With that as preamble, how can we not appreciate baseball all the more? Rick Riley, apparently missing the irony in a golfer bored by the slow speed of baseball, has excreted a column I refuse to link to about how he'd change baseball if he were commissioner. One such idea is to install a clock to make sure pitchers take less time between pitches, to which I humbly say: stick it up your ass, Riley. He also thinks similarly to Stern in that he believes throwing at a player is a capital offense; fans of the game know better. Baseball doesn't need rule changes (Other than the start time for playoff games being moved up - is it wrong for an important game to be played in daylight? And that's not even a rule thing. See?). Attendance is down incrementally from last year, but it's mostly due to the economy, and on the whole most teams are doing well. Playing 162 games means that the total figures for people watching games in person absolutely annihilates the other three major team sports, and if you're making a joke about Hockey not being a major sport, then let's go ahead and be friends.

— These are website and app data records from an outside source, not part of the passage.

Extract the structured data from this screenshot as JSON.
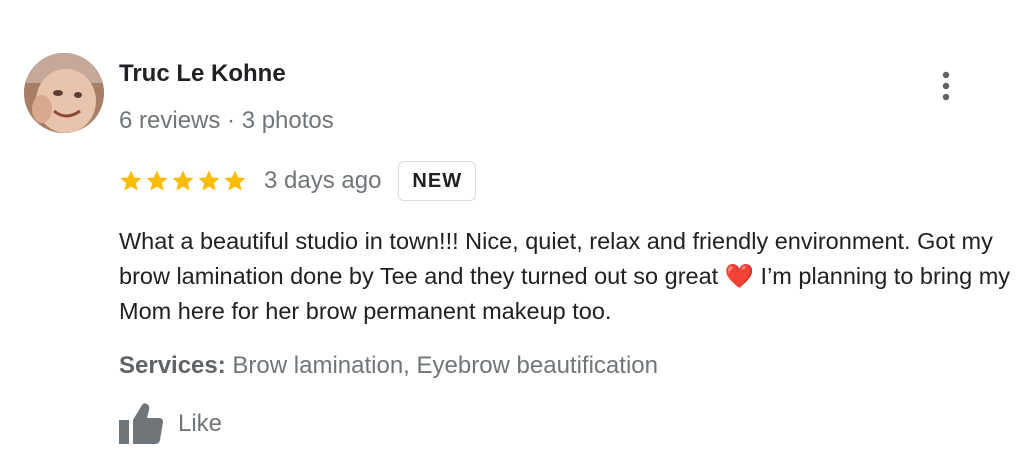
{
  "reviewer": {
    "name": "Truc Le Kohne",
    "meta": "6 reviews · 3 photos"
  },
  "rating": {
    "stars": 5,
    "max_stars": 5,
    "star_color": "#fbbc04"
  },
  "date": "3 days ago",
  "badge": "NEW",
  "review": {
    "part1": "What a beautiful studio in town!!! Nice, quiet, relax and friendly environment. Got my brow lamination done by Tee and they turned out so great ",
    "emoji": "❤️",
    "part2": " I’m planning to bring my Mom here for her brow permanent makeup too."
  },
  "services": {
    "label": "Services:",
    "value": " Brow lamination, Eyebrow beautification"
  },
  "like": {
    "label": "Like"
  },
  "icons": {
    "more": "more-vertical-icon",
    "like": "thumb-up-icon",
    "star": "star-icon"
  }
}
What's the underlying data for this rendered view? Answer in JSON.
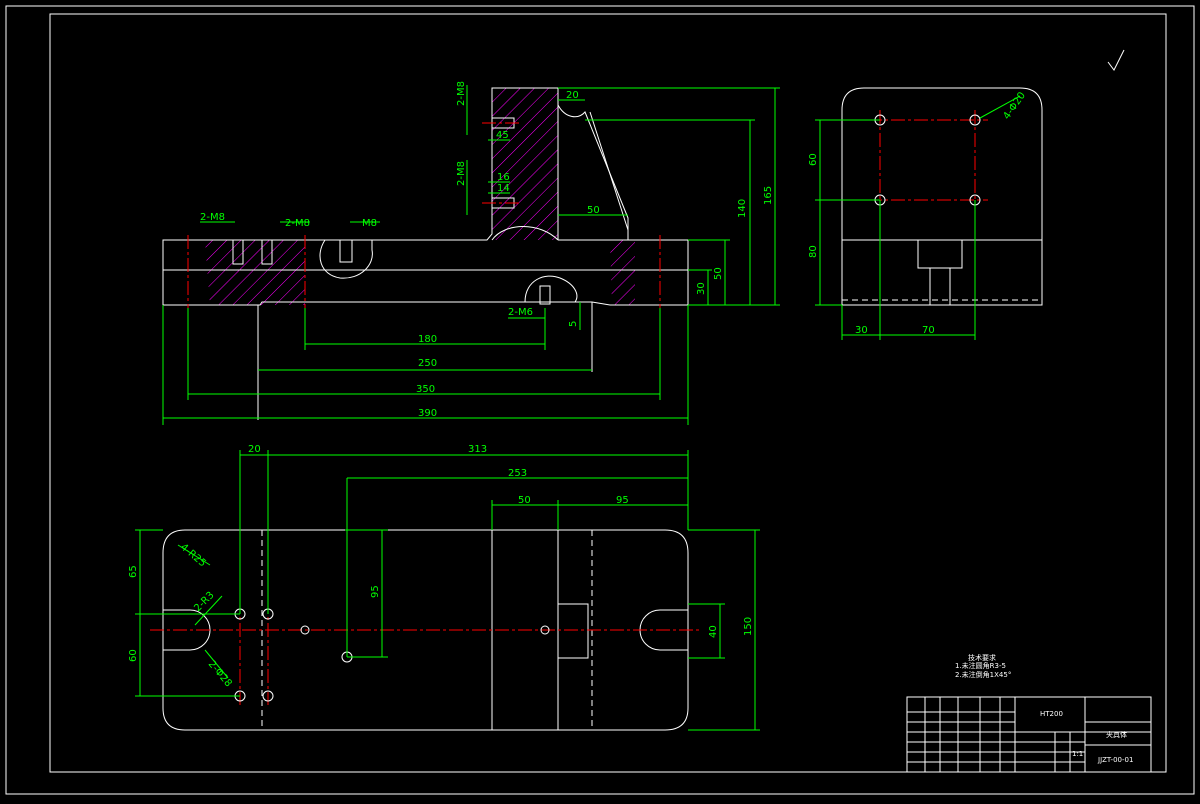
{
  "colors": {
    "background": "#000000",
    "outline": "#ffffff",
    "dimension": "#00ff00",
    "centerline": "#ff0000",
    "hatch": "#ff00ff"
  },
  "front_view": {
    "dims": {
      "d20": "20",
      "d45": "45",
      "d16": "16",
      "d14": "14",
      "d50_top": "50",
      "d140": "140",
      "d165": "165",
      "d50_side": "50",
      "d30": "30",
      "d5": "5",
      "d180": "180",
      "d250": "250",
      "d350": "350",
      "d390": "390"
    },
    "threads": {
      "t2m8_a": "2-M8",
      "t2m8_b": "2-M8",
      "t2m8_c": "2-M8",
      "t2m8_d": "2-M8",
      "tm8": "M8",
      "t2m6": "2-M6"
    }
  },
  "side_view": {
    "dims": {
      "d60": "60",
      "d80": "80",
      "d30": "30",
      "d70": "70"
    },
    "holes_label": "4-Φ20"
  },
  "top_view": {
    "dims": {
      "d20": "20",
      "d313": "313",
      "d253": "253",
      "d50": "50",
      "d95_h": "95",
      "d95_v": "95",
      "d65": "65",
      "d60": "60",
      "d40": "40",
      "d150": "150"
    },
    "holes": {
      "r1": "4-R25",
      "r2": "2-R3",
      "r3": "2-Φ28"
    }
  },
  "notes": {
    "title": "技术要求",
    "line1": "1.未注圆角R3-5",
    "line2": "2.未注倒角1X45°"
  },
  "title_block": {
    "material": "HT200",
    "name": "夹具体",
    "drawing_no": "JJZT-00-01",
    "scale": "1:1"
  }
}
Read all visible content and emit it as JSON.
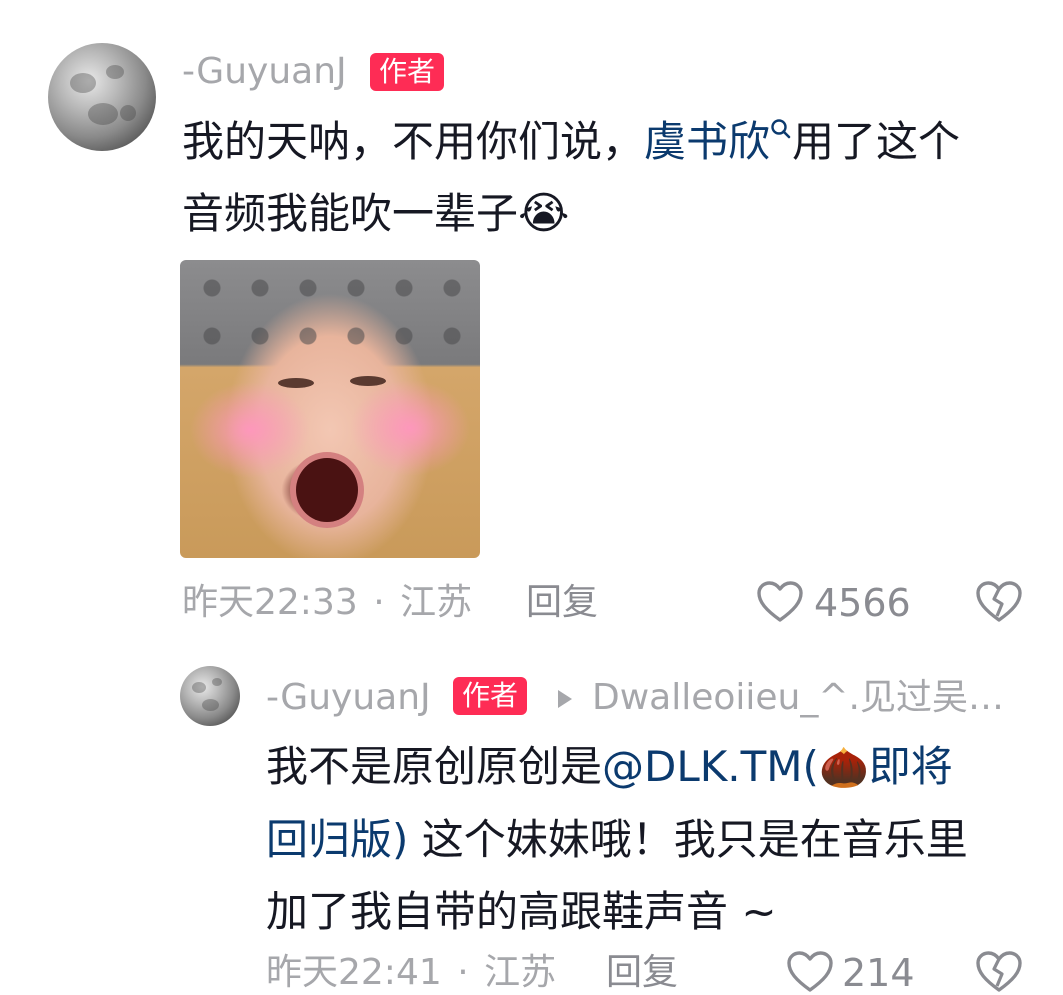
{
  "comment": {
    "username": "-GuyuanJ",
    "badge": "作者",
    "text_part1": "我的天呐，不用你们说，",
    "mention": "虞书欣",
    "text_part2": "用了这个",
    "text_line2": "音频我能吹一辈子",
    "emoji": "😭",
    "time": "昨天22:33",
    "separator": "·",
    "location": "江苏",
    "reply_label": "回复",
    "like_count": "4566"
  },
  "reply": {
    "username": "-GuyuanJ",
    "badge": "作者",
    "reply_to": "Dwalleoiieu_^.见过吴…",
    "text_line1_a": "我不是原创原创是",
    "mention_a": "@DLK.TM(",
    "mention_emoji": "🌰",
    "mention_b": "即将",
    "mention_line2": "回归版)",
    "text_line2": " 这个妹妹哦！我只是在音乐里",
    "text_line3": "加了我自带的高跟鞋声音 ~",
    "time": "昨天22:41",
    "separator": "·",
    "location": "江苏",
    "reply_label": "回复",
    "like_count": "214"
  },
  "colors": {
    "badge_bg": "#fe2c55",
    "link": "#0b3a6e",
    "muted": "#a6a7ab",
    "text": "#161823"
  },
  "icons": {
    "like": "heart-outline-icon",
    "dislike": "broken-heart-icon",
    "reply_arrow": "triangle-right-icon"
  }
}
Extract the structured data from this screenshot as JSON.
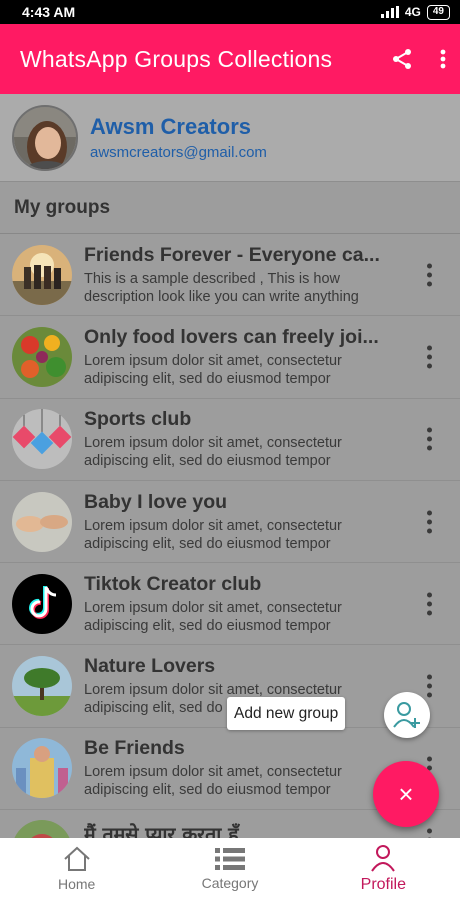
{
  "status_bar": {
    "time": "4:43 AM",
    "network": "4G",
    "battery": "49"
  },
  "app_bar": {
    "title": "WhatsApp Groups Collections",
    "share_icon": "share-icon",
    "menu_icon": "more-vert-icon"
  },
  "profile": {
    "name": "Awsm Creators",
    "email": "awsmcreators@gmail.com"
  },
  "section_title": "My groups",
  "groups": [
    {
      "title": "Friends Forever - Everyone ca...",
      "description": "This is a sample described , This is how description look like you can write anything",
      "thumb": "friends-photo"
    },
    {
      "title": "Only food lovers can freely joi...",
      "description": "Lorem ipsum dolor sit amet, consectetur adipiscing elit, sed do eiusmod tempor",
      "thumb": "food-photo"
    },
    {
      "title": "Sports club",
      "description": "Lorem ipsum dolor sit amet, consectetur adipiscing elit, sed do eiusmod tempor",
      "thumb": "new-tags-photo"
    },
    {
      "title": "Baby I love you",
      "description": "Lorem ipsum dolor sit amet, consectetur adipiscing elit, sed do eiusmod tempor",
      "thumb": "hands-photo"
    },
    {
      "title": "Tiktok Creator club",
      "description": "Lorem ipsum dolor sit amet, consectetur adipiscing elit, sed do eiusmod tempor",
      "thumb": "tiktok-logo"
    },
    {
      "title": "Nature Lovers",
      "description": "Lorem ipsum dolor sit amet, consectetur adipiscing elit, sed do eiusmod tempor",
      "thumb": "tree-photo"
    },
    {
      "title": "Be Friends",
      "description": "Lorem ipsum dolor sit amet, consectetur adipiscing elit, sed do eiusmod tempor",
      "thumb": "friends-art-photo"
    },
    {
      "title": "मैं तमसे प्यार करता हूँ",
      "description": "",
      "thumb": "love-photo"
    }
  ],
  "fab": {
    "tooltip": "Add new group",
    "mini_icon": "add-person-icon",
    "main_icon": "close-icon",
    "main_label": "×"
  },
  "bottom_nav": [
    {
      "label": "Home",
      "icon": "home-icon",
      "active": false
    },
    {
      "label": "Category",
      "icon": "list-icon",
      "active": false
    },
    {
      "label": "Profile",
      "icon": "person-icon",
      "active": true
    }
  ],
  "colors": {
    "primary": "#ff1a63",
    "link": "#1f5ea8",
    "active_nav": "#c2185b"
  }
}
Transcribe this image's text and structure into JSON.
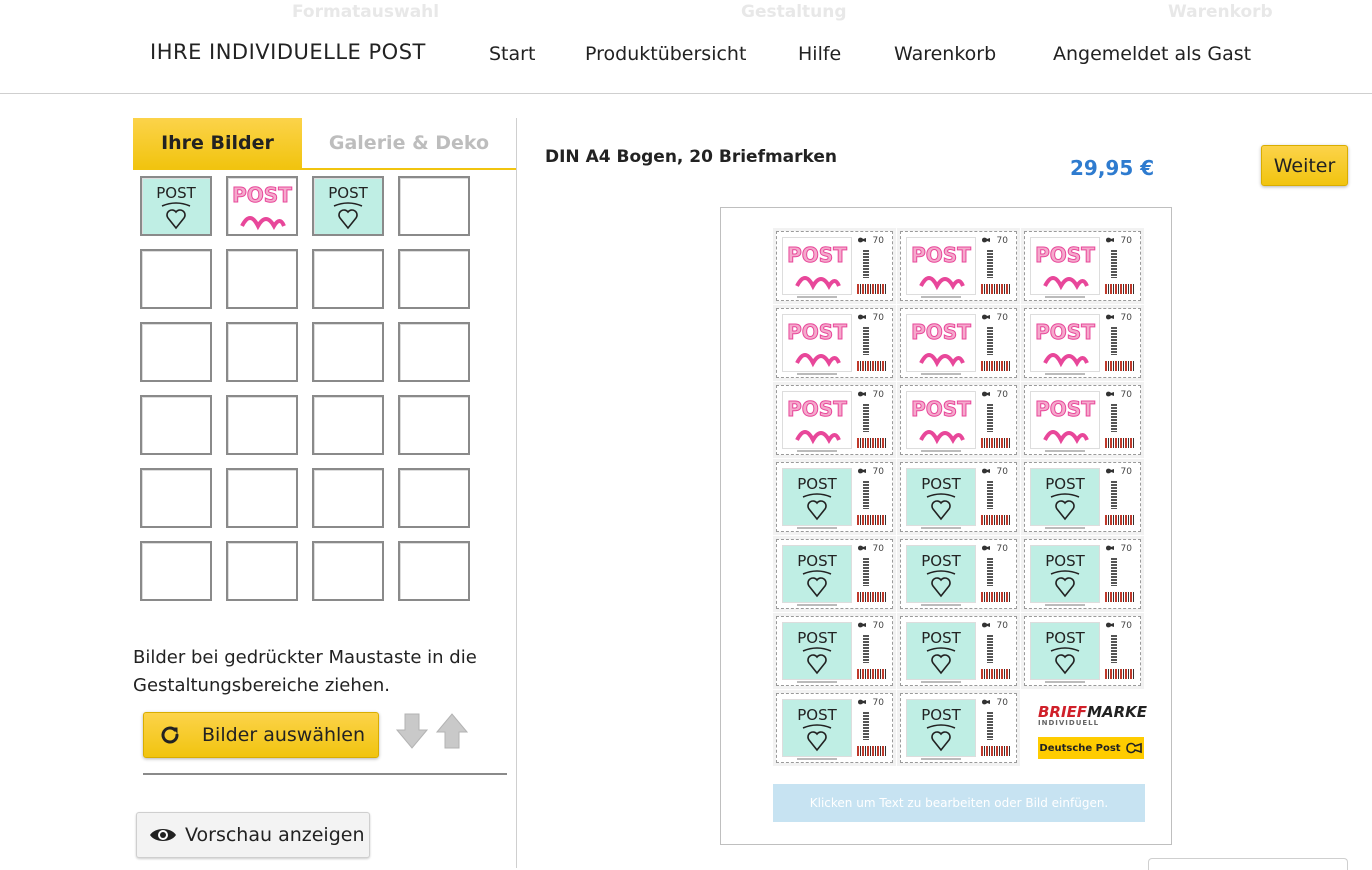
{
  "steps": [
    "Formatauswahl",
    "Gestaltung",
    "Warenkorb"
  ],
  "brand": "IHRE INDIVIDUELLE POST",
  "nav": [
    "Start",
    "Produktübersicht",
    "Hilfe",
    "Warenkorb",
    "Angemeldet als Gast"
  ],
  "tabs": {
    "active": "Ihre Bilder",
    "inactive": "Galerie & Deko"
  },
  "thumbnails": [
    {
      "slot": 1,
      "text": "POST",
      "image": "post-mit-herz"
    },
    {
      "slot": 2,
      "text": "POST",
      "image": "post-fuer-dich"
    },
    {
      "slot": 3,
      "text": "POST",
      "image": "post-mit-herz"
    }
  ],
  "empty_slots": 21,
  "hint": "Bilder bei gedrückter Maustaste in die Gestaltungsbereiche ziehen.",
  "buttons": {
    "choose": "Bilder auswählen",
    "preview": "Vorschau anzeigen",
    "next": "Weiter"
  },
  "product": {
    "title": "DIN A4 Bogen, 20 Briefmarken",
    "price": "29,95 €"
  },
  "stamp": {
    "value": "70",
    "image_text": "POST"
  },
  "sheet_rows": [
    [
      "pink",
      "pink",
      "pink"
    ],
    [
      "pink",
      "pink",
      "pink"
    ],
    [
      "pink",
      "pink",
      "pink"
    ],
    [
      "mint",
      "mint",
      "mint"
    ],
    [
      "mint",
      "mint",
      "mint"
    ],
    [
      "mint",
      "mint",
      "mint"
    ],
    [
      "mint",
      "mint"
    ]
  ],
  "logo": {
    "brief": "BRIEF",
    "marke": "MARKE",
    "individuell": "INDIVIDUELL",
    "deutsche_post": "Deutsche Post"
  },
  "text_bar": "Klicken um Text zu bearbeiten oder Bild einfügen.",
  "colors": {
    "accent_yellow": "#f1c40f",
    "price_blue": "#2e7bcf",
    "mint": "#bfeee4",
    "pink": "#e8479a"
  }
}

There's an obvious timelessness about baseball that has an appeal for a huge swatch of people. This gives the powers that be - whatever my/your objections with Selig are - reign to actually promote the sport, and they're doing a pretty damn good job at it. I'm specifically referring a few of Major League Baseball's official venues to fandom - MLB.TV, the DirecTV Extra Innings, and, most relevant of all, the MLB iPhone App. For those of you with an iPhone and even a passing interest in baseball, go buy it. Right now. Find the ten dollars, or skip any takeout meal you'll buy today, and you'll thank me for it, I promise. Because this thing is amazing. Up to the second scores, complete game coverage, video highlights, end-of-game summary videos, stats, pitch-by-pitch diagrams... it's all a little much, in a completely positive way. My favorite feature is definitely the radio. Each in-progress game has a link to audio, which will play a radio announcer's call of the game. Which announcer? Well, you get to choose that, because the App lets you pick which team's radio man to listen to. It's incredible. Given that you can buy an iPhone for like 100 bucks, it's probably worth a new phone by itself

APTOPIX Brewers Cardinals Baseball

If this seems like the entire post has existed for the sole reason of praising MLB's employees, then I'm sorry; it's only a third that.

Baseball has its problems, of course. PEDs are becoming a monomaniacal obsession of those that cover the game, for one, and this in turns upsets all the old hats. We have the Joe Morgan versus Common Sense fight-to-the-death. There's no shortage of issues to talk about; salary caps, owners, seat licenses, beer costs or whatever else it may be. But as the NFL scratches for the bottom floor, the NBA fights its own players and the NHL slowly becomes a niche sport, I'm appreciating more and more the simple archaic perfection of baseball as it finds its way through our modern filtration systems.

Meanwhile, this season has started to get interesting. My unseen post on the Blue Jays and their hideous efficiency has become a moot point, and the players the Yankees bought to perform in the summer months are doing just that. It helps they play in a wind tunnel blowing out of right field, but still. We have a few interesting divisional struggles, a sudden deluge in players with mental handicaps, the return of Justin Verlander, the utter disaster in Washington, Grienke's ascension, the pitching staff of the Giants against their batters, the implosion in Tampa, the rise of the Marlins, the coronation of Pujols, the 300th win of the second most unlikeable man in baseball, and hundreds of others.

Amazing is happening right here, damn it.